Another interesting feature of a dvSwitch is the ability to use bidirectional traffic shaping. Besides the outbound traffic shaping that is available on regular virtual switches, with the dvSwitches we can also have inbound traffic shaping. The traffic shaping is defined with the three known, classical values: average bandwidth, peak and burst size.
Recently there were some threads in the PowerCLI Community that asked how to do this with PowerCLI. Time to add this to our repertoire of PowerCLI dvSwitch functions.
In our PowerCLI book we presented a Delete-Harddisk function in Chapter 7.
One of our readers asked if that function could be used to remove orphaned VMDK files from one or more datastores. Now unfortunately that is not the case since the function we presented in chapter 7 uses the ReconfigVM_Task method to remove the harddisk.
In the PowerCLI Community there are some thread that provide scripts to report on orphaned VMDK files, but most of these are quite old.
So I decided to write a new script that would report on orphaned folders and VMDK files and that would have an option to remove these folders and files.
Continue reading Orphaned files and folders – Spring cleaning →
I recently received an interesting question in my mailbox. Someone wanted to know if it was possible to enable/disable the logging for a Virtual Machine through PowerCLI. These Virtual Machine logs can be a handy resource when analysing problems.
This logging option is available through the vSphere client when you select Edit Settings and then Options-Advanced-General. In that form there is a checkbox that allows you to enable/disable the virtual machine logging.
Afaik, this feature is not yet available through a PowerCLI cmdlet. But it is easily accessible through the VirtualMachine object.
Continue reading Virtual Machine logging →
SIOC (Storage IO Control) is apparently a hot topic. There have been an important number of posts since it was made available with vSphere 4.1. On this blog, in my Automate SIOC post, you can find functions to verify and activate/deactivate SIOC from your PowerShell script.
A recent post on Yellow-Bricks, called Enable Storage IO Control on all Datastores! got quite a few comments and Tweets.
I was intrigued by one of the comments on Twitter that stated that the users didn’t understand what SIOC was all about. From several posts on SIOC I came to understand that the non-VI workload event would be fired when SIOC doesn’t see any latency improvements when it throttles the storage queue. Simple enough, but is there any data available that can make this visible ?
Continue reading SIOC statistics →
It happens quite often that you launch a PowerCLI cmdlet or a call to a SDK method or a script and that you get a rather cryptic message that something went wrong. One source of information to find out what went wrong are the vCenter’s vpxd log or the ESX(i) server’s hostd log.

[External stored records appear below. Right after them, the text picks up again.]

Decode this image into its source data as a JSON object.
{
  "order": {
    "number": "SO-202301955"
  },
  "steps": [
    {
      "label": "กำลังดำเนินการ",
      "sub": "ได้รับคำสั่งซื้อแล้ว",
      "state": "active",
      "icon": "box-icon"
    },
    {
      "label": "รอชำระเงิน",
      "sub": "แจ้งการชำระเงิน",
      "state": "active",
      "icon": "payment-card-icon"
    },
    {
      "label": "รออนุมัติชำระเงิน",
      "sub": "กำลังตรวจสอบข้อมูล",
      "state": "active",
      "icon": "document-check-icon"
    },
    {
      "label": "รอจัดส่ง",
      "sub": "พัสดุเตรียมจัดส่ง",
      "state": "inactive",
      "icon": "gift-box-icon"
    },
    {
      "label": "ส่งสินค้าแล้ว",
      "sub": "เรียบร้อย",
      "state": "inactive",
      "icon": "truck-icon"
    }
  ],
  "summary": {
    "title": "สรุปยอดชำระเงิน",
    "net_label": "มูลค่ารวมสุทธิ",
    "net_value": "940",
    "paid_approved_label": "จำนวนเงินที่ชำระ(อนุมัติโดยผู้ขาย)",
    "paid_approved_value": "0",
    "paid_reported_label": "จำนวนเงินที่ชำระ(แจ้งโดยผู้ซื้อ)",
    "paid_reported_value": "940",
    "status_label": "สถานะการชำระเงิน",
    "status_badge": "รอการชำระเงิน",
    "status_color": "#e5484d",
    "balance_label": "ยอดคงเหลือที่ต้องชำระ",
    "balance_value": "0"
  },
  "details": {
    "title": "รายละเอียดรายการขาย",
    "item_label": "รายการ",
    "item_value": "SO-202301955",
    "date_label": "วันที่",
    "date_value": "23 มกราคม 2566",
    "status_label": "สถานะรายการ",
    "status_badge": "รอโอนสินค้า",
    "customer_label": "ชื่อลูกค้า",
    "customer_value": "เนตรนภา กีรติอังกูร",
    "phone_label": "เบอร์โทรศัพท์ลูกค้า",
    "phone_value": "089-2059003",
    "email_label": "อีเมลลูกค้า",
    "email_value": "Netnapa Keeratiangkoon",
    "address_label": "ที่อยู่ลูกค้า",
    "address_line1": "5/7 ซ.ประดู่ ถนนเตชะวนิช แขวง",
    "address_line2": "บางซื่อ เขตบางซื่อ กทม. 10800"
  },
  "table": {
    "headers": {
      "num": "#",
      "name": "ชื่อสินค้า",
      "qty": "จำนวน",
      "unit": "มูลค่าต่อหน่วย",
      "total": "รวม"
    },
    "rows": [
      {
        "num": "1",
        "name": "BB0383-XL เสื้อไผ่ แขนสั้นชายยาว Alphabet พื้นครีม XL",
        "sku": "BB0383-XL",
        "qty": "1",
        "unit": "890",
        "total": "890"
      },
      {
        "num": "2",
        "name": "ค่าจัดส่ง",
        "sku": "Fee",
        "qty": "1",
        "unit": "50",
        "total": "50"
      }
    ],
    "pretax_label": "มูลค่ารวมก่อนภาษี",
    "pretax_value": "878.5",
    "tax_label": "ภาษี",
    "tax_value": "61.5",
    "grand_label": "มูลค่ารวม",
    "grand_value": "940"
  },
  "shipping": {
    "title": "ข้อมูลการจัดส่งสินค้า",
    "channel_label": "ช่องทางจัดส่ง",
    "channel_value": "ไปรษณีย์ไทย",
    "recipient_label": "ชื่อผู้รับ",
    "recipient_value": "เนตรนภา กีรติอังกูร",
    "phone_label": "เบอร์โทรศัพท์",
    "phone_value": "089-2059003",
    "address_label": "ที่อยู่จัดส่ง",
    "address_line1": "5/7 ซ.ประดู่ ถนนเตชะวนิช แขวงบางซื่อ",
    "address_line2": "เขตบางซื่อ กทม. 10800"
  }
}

But these logs are flooded with messages and it’s often quite hard to find the messages that relate to your task.
When running against a vCenter Server you can set the vCenter’s Logging Options to “Verbose” or “Trivia“. That produces more information in the logs but that often also makes it harder to find/extract the information that belongs to your task. And who has never forgotten to set the the Logging Options back to their original state when done with debugging ?
To make life a bit easier, I wrote a function that automates the above steps. I expanded on a function that I was using privately, and made it more general. This function allows you to retrieve the log entries for one specific or all recent task. The function also allows you to pass a cmdlet, or even a complete script, run the script in an elevated Logging Options mode and returns the task-related log entries.
A useful property that is obviously missing from the Get-Folder cmdlet, is the path of the folder. In the PowerCLI Community there are regularly threads that ask for this kind of information. Most of the time it concerns scripts to export/import folder structures or scripts to migrate vCenters.
Another property that is obviously missing, is the indication if a specific folder is a so-called “blue” or “yellow” folder.
To solve this problem once and for all, I wrote this short function, called Get-FolderPath, that will return you both of these properties.